“Mobiles will become the platform of choice for workplace learning delivery (or learning/knowledge management system access). Learners would be able to access content nuggets (videos, documents, or mini courses) from corporate information systems just when they need them. They will collaborate with colleagues and even contribute their own content using mobile devices.”
Technically, all of this is possible and some organizations are doing it successfully – although it is still not quite as widespread as we had anticipated. And yet, from a business perspective, almost 40% of our work today counts tablets and smartphones as primary target devices – as against 2-3% three years ago. So it does seem that Mobile Learning has finally arrived – at least the content access part of it, even if collaboration and contribution are a little way behind.
What took so long? Mobile Learning initially got bogged down in several myths and misconceptions until slowly, better strategies started to emerge. It still took almost 5-6 years for Mobile Learning to emerge as a real option for L&D and beyond. Responsive design largely provided the fillip for this, and many organizations took a staged route with tablets as an entry point, initially extending to smartphones and eventually with smartphones as primary targets in some cases. (Although given the variety of sizes and resolutions, the demarcation line just gets blurrier and blurrier!)
Need for Offline Access is Emerging

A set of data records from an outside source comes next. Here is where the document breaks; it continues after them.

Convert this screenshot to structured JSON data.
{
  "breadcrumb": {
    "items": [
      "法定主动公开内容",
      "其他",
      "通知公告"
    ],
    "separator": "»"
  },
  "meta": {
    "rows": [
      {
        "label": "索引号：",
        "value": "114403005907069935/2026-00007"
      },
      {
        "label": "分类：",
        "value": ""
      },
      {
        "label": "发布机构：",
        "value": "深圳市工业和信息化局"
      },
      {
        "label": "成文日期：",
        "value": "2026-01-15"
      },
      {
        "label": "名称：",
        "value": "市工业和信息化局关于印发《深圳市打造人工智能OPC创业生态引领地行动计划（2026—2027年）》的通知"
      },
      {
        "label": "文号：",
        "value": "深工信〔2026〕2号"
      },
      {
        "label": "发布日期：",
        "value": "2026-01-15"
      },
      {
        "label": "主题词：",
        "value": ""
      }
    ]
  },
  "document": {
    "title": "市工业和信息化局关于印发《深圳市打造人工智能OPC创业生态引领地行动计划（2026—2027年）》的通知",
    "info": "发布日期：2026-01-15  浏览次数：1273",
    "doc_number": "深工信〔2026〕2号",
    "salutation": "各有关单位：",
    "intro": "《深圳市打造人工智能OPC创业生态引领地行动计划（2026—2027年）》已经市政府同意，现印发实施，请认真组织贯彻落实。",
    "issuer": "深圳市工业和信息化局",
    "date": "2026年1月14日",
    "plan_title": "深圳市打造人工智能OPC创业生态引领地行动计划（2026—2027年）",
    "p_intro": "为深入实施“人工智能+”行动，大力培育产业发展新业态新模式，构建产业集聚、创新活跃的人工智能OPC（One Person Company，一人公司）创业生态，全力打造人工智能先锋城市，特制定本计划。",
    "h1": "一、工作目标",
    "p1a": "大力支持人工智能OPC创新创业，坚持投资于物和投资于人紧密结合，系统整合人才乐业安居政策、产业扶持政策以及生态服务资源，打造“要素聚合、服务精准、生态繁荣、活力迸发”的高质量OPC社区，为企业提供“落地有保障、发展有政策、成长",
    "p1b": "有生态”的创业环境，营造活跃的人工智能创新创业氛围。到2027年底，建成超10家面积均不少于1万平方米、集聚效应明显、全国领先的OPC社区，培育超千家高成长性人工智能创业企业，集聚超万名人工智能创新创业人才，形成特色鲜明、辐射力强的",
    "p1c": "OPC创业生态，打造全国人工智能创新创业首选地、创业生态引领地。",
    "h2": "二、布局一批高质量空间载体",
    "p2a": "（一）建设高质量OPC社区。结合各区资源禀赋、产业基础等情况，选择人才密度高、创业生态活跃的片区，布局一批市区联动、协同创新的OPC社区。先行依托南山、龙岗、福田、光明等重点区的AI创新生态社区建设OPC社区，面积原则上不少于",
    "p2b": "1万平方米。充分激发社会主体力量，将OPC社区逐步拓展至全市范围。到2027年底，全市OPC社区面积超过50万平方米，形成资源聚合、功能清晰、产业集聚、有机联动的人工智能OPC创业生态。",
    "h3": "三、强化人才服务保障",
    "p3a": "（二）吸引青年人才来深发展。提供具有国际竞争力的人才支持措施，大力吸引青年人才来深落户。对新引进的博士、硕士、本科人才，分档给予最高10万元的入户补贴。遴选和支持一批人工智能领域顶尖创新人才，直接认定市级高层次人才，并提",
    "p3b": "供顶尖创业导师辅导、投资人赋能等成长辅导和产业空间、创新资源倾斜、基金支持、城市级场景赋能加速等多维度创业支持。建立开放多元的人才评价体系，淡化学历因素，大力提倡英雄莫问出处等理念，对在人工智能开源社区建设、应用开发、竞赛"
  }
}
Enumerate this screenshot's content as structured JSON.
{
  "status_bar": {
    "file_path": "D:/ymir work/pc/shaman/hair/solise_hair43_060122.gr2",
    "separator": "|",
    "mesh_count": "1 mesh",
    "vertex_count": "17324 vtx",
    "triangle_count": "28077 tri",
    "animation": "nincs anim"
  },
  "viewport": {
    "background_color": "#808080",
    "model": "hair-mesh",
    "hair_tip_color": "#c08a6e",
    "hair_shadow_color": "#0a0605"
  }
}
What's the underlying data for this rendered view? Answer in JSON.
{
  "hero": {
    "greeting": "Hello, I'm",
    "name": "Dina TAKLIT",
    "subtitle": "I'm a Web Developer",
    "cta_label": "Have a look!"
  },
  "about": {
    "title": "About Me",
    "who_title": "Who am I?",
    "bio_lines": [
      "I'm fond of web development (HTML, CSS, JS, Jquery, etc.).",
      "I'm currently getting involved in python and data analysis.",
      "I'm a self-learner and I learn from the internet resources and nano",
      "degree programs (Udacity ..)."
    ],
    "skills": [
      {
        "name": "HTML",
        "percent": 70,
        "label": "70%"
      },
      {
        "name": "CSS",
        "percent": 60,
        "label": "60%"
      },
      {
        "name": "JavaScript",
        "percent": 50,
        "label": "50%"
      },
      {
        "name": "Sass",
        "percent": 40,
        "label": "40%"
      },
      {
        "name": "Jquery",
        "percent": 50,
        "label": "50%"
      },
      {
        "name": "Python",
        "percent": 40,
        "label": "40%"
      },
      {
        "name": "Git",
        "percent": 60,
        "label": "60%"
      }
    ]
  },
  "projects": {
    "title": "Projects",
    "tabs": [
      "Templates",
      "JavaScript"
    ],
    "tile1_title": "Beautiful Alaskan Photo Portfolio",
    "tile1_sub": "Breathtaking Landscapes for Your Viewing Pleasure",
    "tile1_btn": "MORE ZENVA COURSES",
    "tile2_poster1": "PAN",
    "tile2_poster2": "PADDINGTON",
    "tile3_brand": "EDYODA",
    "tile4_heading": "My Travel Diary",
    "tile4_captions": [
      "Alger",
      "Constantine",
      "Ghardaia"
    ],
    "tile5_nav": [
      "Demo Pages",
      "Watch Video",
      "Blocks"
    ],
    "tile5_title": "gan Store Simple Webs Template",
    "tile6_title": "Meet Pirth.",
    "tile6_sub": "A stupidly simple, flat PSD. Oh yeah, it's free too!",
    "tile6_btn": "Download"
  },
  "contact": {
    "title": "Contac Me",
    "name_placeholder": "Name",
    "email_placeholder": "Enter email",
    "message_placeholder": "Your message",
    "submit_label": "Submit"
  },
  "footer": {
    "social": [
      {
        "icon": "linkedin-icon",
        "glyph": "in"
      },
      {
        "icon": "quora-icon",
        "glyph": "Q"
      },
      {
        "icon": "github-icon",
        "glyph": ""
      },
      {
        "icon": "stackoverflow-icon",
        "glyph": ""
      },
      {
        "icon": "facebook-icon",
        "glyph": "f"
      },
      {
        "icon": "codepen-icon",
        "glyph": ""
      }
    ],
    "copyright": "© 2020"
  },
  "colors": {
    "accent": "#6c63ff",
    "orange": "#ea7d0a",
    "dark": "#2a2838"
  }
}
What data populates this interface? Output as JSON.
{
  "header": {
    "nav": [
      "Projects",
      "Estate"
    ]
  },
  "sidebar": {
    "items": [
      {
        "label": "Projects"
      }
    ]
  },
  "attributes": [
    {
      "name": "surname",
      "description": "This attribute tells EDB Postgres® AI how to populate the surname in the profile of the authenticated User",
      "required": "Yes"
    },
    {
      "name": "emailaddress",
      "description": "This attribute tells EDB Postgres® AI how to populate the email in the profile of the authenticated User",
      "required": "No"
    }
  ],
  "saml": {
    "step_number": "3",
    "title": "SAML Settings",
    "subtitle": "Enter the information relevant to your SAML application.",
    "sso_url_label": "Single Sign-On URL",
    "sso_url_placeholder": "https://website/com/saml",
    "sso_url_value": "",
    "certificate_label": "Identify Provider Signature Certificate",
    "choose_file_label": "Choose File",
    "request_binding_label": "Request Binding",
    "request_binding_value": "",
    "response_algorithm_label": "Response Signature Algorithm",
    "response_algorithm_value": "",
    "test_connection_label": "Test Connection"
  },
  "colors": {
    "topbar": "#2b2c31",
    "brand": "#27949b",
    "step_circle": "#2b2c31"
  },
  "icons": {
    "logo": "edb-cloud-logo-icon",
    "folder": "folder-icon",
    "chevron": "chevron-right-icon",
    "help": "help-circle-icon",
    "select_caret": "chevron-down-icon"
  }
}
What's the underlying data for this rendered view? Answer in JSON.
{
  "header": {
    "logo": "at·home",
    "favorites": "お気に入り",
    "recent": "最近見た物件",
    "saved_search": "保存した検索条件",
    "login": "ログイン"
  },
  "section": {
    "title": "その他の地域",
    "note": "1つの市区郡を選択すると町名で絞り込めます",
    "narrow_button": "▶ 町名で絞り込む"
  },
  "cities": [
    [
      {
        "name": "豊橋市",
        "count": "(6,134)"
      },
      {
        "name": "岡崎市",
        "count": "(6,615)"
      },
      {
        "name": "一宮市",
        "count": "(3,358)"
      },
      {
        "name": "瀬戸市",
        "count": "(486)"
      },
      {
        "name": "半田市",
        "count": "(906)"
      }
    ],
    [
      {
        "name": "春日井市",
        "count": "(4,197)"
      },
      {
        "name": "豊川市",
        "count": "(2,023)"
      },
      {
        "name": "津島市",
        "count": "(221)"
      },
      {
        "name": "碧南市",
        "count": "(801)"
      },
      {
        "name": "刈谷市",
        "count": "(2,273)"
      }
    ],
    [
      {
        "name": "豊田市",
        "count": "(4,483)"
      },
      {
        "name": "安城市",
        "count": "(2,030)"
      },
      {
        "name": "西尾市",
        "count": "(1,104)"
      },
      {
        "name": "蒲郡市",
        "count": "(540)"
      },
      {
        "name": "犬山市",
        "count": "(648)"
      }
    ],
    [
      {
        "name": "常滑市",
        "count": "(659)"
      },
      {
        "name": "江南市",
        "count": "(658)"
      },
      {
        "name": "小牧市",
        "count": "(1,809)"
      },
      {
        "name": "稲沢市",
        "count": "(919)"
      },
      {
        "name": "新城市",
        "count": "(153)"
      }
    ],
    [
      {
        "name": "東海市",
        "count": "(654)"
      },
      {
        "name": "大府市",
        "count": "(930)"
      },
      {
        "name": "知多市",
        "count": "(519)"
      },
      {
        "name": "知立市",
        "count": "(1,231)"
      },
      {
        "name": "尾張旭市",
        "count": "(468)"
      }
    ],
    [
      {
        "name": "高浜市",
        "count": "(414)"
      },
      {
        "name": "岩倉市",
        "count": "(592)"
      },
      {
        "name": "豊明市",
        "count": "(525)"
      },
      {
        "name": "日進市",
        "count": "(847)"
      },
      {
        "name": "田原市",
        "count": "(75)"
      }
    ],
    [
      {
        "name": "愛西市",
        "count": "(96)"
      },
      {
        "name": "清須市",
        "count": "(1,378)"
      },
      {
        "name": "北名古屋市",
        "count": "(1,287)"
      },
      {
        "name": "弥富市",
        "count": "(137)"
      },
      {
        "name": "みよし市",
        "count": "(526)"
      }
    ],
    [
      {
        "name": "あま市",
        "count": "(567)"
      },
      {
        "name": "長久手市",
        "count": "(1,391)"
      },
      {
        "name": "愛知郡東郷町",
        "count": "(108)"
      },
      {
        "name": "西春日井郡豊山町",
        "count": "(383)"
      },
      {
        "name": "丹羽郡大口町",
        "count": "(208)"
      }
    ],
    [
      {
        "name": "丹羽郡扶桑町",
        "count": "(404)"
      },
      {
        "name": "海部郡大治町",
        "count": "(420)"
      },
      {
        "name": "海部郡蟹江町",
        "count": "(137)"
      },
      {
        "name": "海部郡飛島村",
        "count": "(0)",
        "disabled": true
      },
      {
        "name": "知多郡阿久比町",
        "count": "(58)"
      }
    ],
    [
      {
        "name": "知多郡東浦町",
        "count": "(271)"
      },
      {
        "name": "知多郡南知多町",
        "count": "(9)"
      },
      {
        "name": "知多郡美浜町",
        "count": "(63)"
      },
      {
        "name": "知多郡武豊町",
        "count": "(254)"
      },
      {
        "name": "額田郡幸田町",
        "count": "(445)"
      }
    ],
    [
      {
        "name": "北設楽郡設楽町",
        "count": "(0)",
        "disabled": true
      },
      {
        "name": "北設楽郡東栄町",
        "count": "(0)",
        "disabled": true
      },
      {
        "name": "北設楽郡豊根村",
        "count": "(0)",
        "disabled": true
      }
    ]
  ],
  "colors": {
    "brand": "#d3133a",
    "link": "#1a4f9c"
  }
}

Now as more organizations and their staff move towards accessing learning content on their mobile devices, there is an emerging need for this content to be available offline. As you can imagine, mobile devices do have a tendency to go outside network coverage areas especially when you travel or if you work in areas where connectivity is an issue.
Like many other people, I believed Mobile Apps would change training forever. However, up to now, most of the learning content we’ve seen meant for mobile delivery is actually responsive eLearning packaged as SCORM files and delivered via an LMS. That makes it rather complex to make available in offline mode. Also the solution really lies in the LMS providing that facility by having its own tightly integrated offline app. A quick Google search tells you there are not many LMSs out there who currently have this facility.
And assuming you do make content available offline in some other way, what about tracking? Personally, I believe mobile is for getting stuff done so it lends itself more to performance support than it does to eLearning. And with performance support, one would think that the need for tracking would be rather low – after all, it’s more about looking up information and references when needed, rather than progressing through and completing something with a minimum acceptable score within a given time frame. Still, since we have been seeing that many organizations are looking to make complete eLearning modules or mini-modules available offline, I do see data tracking to be the key challenge to providing offline access to learning content.
xAPI (or Tin Can) will probably set us free from the LMS, one day, and allow us to track a wider variety of data. Watch this space…